**AIM OF THE TASK:**
Out of the entries that follow, copy each line containing "shares".

**DATA EXCERPTS:**
********************
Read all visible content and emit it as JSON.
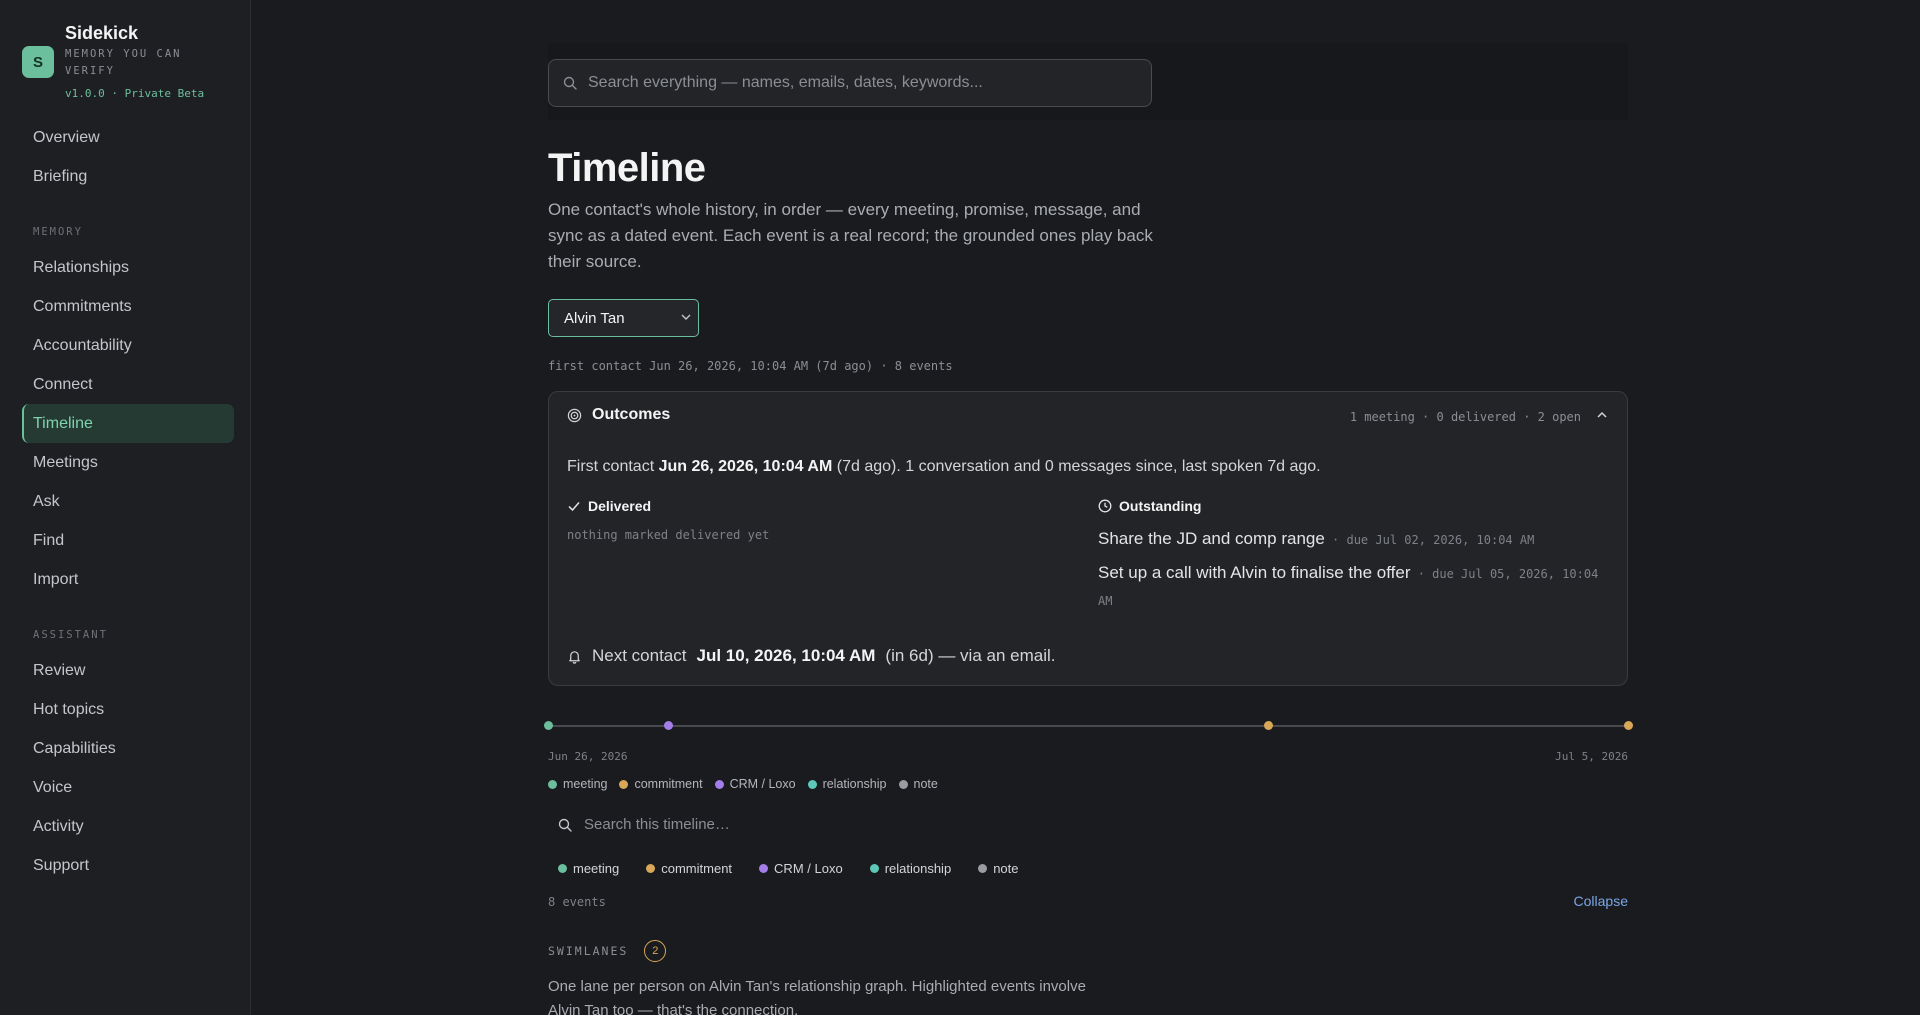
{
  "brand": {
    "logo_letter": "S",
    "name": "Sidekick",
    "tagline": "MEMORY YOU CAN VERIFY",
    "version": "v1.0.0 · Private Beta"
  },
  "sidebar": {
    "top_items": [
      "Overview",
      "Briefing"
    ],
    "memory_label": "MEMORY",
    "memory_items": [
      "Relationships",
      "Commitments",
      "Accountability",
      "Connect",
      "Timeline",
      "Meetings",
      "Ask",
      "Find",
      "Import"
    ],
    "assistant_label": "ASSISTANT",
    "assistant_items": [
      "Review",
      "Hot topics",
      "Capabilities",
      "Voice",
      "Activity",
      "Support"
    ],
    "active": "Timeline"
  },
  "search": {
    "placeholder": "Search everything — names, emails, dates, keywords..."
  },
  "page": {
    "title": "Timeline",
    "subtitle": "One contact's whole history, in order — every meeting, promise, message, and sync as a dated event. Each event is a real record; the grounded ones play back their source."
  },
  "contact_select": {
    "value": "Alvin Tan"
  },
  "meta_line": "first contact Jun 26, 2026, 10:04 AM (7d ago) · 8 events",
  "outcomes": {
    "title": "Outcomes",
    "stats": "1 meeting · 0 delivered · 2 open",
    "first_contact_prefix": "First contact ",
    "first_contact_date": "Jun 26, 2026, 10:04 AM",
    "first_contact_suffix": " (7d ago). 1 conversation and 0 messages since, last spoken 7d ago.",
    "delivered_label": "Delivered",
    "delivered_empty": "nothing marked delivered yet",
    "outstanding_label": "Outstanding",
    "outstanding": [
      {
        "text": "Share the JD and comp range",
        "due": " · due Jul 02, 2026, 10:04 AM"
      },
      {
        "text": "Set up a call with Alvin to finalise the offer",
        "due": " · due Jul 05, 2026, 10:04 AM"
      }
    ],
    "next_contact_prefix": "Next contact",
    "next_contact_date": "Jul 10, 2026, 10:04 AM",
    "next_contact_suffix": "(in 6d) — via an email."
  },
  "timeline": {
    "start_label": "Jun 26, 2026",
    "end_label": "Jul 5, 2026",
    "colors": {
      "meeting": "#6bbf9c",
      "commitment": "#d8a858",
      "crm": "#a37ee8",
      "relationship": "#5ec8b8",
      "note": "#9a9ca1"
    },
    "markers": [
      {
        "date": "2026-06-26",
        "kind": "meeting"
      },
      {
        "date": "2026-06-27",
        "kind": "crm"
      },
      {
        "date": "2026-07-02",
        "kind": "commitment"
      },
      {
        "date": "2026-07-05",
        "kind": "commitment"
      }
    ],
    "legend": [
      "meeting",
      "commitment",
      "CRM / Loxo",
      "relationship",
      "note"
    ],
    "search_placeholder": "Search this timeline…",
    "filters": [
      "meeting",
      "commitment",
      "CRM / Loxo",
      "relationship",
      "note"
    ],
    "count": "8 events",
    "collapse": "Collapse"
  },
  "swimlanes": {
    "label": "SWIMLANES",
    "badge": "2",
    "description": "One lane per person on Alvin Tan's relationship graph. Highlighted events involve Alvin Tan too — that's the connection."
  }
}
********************
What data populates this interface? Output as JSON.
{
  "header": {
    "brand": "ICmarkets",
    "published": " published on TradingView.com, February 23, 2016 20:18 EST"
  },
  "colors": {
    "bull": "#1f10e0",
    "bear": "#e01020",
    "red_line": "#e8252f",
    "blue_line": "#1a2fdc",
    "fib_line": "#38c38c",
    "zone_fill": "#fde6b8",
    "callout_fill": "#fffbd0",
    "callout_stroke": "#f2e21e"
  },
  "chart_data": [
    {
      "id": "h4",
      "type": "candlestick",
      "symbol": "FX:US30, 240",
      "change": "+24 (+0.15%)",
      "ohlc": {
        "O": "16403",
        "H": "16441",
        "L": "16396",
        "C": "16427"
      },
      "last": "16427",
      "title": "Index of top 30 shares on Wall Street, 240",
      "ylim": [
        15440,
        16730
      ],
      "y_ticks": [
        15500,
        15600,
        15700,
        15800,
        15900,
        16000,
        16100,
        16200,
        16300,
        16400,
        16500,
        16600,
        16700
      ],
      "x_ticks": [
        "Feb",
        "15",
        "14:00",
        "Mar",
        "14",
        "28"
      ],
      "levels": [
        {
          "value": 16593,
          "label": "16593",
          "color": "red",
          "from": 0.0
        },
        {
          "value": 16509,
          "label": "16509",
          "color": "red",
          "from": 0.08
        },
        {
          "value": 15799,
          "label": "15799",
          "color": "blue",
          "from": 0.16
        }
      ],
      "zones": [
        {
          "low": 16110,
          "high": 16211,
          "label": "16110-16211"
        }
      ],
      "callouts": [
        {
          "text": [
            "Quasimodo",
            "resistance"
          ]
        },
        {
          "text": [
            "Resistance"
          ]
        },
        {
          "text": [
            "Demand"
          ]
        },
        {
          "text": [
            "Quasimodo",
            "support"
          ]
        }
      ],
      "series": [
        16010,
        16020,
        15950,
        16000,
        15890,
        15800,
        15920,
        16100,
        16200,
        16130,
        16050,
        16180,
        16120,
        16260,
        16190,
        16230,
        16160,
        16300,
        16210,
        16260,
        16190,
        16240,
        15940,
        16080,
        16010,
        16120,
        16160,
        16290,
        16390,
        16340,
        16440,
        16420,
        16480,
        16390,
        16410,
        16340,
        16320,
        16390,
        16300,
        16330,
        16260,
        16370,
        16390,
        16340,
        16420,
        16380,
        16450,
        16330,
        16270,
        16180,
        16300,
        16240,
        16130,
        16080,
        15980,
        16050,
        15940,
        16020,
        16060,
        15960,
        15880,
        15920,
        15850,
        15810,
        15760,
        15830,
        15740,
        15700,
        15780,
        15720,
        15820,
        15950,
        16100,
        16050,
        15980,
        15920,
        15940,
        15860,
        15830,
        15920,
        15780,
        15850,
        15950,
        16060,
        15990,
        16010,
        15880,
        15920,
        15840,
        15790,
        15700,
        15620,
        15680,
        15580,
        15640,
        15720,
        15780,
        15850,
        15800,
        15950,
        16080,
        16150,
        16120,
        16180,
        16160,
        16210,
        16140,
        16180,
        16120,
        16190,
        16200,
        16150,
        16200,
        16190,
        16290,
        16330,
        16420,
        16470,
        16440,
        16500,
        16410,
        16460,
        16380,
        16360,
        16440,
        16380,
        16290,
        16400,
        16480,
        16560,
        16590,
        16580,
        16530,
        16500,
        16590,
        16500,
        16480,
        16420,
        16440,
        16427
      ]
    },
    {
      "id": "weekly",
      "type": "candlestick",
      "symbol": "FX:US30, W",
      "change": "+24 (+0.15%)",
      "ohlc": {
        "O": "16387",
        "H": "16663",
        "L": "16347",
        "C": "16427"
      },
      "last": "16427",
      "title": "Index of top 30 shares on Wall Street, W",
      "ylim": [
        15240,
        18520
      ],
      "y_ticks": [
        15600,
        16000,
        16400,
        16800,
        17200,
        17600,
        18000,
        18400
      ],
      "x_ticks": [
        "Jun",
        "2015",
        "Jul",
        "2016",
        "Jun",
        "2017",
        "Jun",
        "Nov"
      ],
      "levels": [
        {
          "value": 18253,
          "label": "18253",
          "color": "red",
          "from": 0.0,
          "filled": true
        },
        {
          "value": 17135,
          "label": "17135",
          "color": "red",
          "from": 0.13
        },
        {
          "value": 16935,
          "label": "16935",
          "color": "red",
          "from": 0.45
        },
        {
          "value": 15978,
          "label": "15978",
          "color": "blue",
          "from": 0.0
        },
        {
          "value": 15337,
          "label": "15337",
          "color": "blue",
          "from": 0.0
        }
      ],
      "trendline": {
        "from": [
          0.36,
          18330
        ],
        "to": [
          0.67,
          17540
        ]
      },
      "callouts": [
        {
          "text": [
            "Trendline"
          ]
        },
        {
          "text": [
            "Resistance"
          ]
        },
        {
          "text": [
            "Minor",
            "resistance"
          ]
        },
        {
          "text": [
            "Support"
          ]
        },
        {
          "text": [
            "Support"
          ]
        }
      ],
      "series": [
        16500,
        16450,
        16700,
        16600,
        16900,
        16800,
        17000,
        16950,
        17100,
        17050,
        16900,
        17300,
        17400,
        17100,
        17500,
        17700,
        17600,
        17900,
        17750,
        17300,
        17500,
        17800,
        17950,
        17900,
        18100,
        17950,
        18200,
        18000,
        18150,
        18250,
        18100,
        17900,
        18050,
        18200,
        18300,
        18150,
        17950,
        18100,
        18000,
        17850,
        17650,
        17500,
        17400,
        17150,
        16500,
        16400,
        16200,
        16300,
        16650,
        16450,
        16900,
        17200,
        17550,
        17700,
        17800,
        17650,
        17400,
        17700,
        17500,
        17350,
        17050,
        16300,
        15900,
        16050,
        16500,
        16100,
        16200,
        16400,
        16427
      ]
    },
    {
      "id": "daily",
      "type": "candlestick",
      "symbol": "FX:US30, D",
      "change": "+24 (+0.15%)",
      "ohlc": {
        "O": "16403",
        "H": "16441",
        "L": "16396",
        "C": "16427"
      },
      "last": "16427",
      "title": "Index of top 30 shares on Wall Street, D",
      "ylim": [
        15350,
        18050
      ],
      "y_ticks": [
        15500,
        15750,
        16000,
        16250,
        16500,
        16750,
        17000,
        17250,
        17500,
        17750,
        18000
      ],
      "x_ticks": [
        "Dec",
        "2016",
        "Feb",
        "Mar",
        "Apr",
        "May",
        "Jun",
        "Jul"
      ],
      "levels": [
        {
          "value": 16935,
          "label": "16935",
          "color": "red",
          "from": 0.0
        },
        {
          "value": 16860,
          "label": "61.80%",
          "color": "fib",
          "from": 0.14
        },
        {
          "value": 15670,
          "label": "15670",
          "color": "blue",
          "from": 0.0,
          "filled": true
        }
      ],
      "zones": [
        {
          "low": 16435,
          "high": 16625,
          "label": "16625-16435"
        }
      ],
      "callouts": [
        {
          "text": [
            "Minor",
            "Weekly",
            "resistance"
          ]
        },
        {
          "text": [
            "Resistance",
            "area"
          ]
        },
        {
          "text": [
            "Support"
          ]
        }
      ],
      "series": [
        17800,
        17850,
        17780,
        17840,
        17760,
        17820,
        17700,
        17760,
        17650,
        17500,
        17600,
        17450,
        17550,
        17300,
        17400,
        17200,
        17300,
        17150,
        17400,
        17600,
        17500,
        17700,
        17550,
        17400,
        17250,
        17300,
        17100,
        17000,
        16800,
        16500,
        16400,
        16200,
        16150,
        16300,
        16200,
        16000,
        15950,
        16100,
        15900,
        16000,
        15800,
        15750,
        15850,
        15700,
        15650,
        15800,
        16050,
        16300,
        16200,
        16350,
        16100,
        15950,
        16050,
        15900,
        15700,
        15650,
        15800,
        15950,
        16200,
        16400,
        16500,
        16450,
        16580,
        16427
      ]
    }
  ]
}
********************
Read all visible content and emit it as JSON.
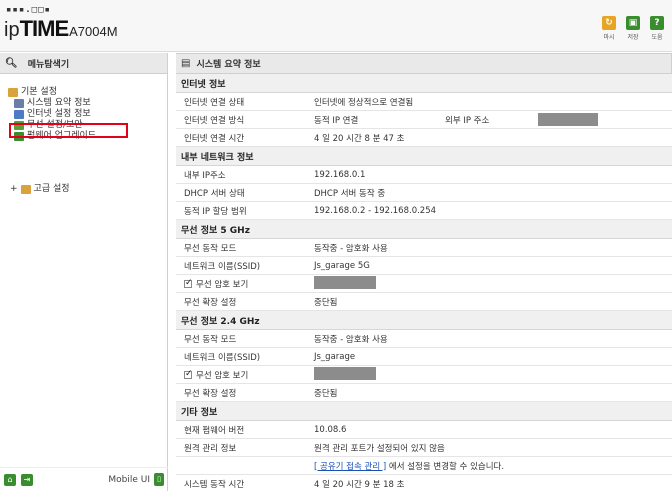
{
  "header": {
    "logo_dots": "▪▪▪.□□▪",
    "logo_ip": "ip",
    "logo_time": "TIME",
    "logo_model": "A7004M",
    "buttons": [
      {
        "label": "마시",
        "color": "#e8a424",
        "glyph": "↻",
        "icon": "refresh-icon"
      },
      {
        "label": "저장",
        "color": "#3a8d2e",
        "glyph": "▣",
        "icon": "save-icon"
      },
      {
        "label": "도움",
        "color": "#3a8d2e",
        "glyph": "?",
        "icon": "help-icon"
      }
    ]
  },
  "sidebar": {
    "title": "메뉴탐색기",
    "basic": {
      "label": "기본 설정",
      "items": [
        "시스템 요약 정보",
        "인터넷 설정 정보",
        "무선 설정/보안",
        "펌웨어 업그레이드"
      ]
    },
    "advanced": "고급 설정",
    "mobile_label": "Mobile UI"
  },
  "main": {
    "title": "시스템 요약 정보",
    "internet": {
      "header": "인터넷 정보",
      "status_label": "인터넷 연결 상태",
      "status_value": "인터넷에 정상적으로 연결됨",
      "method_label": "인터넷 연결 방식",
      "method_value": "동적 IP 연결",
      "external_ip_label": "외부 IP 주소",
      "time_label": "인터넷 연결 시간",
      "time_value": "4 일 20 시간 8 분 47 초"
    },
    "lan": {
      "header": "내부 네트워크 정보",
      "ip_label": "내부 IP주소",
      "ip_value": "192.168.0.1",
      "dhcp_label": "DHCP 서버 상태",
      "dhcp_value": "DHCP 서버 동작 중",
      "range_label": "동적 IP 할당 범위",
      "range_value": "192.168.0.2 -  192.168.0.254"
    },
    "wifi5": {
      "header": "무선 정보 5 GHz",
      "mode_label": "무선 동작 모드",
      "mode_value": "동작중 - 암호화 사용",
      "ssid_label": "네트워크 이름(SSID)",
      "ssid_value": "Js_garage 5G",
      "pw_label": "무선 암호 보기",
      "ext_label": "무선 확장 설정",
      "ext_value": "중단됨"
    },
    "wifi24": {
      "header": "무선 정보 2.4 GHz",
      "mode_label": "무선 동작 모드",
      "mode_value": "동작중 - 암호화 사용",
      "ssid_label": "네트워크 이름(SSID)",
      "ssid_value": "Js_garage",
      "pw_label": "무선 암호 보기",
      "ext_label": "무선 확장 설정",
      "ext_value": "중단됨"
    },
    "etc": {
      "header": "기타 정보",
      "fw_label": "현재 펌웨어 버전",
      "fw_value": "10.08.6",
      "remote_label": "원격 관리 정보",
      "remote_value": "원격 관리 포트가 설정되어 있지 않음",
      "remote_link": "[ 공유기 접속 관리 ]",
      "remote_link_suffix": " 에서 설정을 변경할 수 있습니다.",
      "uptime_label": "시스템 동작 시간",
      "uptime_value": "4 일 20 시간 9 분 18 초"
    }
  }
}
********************
**OUTPUT FOR THIS EXERCISE:**
      "title": "Index of top 30 shares on Wall Street, 240",
      "title": "Index of top 30 shares on Wall Street, W",
      "title": "Index of top 30 shares on Wall Street, D",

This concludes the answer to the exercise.